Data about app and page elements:
_____
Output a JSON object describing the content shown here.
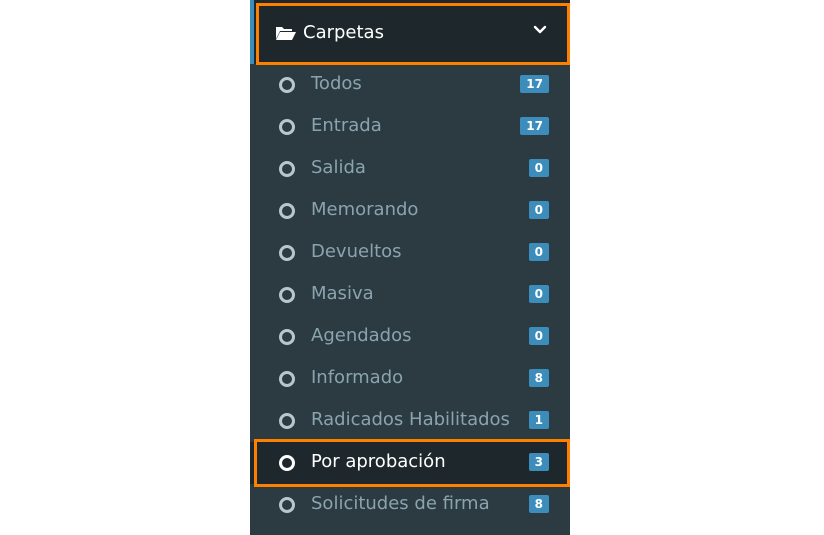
{
  "header": {
    "title": "Carpetas",
    "icon": "folder-open-icon",
    "chevron": "chevron-down-icon"
  },
  "items": [
    {
      "label": "Todos",
      "count": "17"
    },
    {
      "label": "Entrada",
      "count": "17"
    },
    {
      "label": "Salida",
      "count": "0"
    },
    {
      "label": "Memorando",
      "count": "0"
    },
    {
      "label": "Devueltos",
      "count": "0"
    },
    {
      "label": "Masiva",
      "count": "0"
    },
    {
      "label": "Agendados",
      "count": "0"
    },
    {
      "label": "Informado",
      "count": "8"
    },
    {
      "label": "Radicados Habilitados",
      "count": "1"
    },
    {
      "label": "Por aprobación",
      "count": "3"
    },
    {
      "label": "Solicitudes de firma",
      "count": "8"
    }
  ],
  "colors": {
    "sidebar_bg": "#2c3b41",
    "header_bg": "#1e282c",
    "badge_bg": "#3c8dbc",
    "highlight": "#ff7f00"
  }
}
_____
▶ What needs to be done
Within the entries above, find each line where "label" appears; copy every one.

▶ Completed task
      "label": "Todos",
      "label": "Entrada",
      "label": "Salida",
      "label": "Memorando",
      "label": "Devueltos",
      "label": "Masiva",
      "label": "Agendados",
      "label": "Informado",
      "label": "Radicados Habilitados",
      "label": "Por aprobación",
      "label": "Solicitudes de firma",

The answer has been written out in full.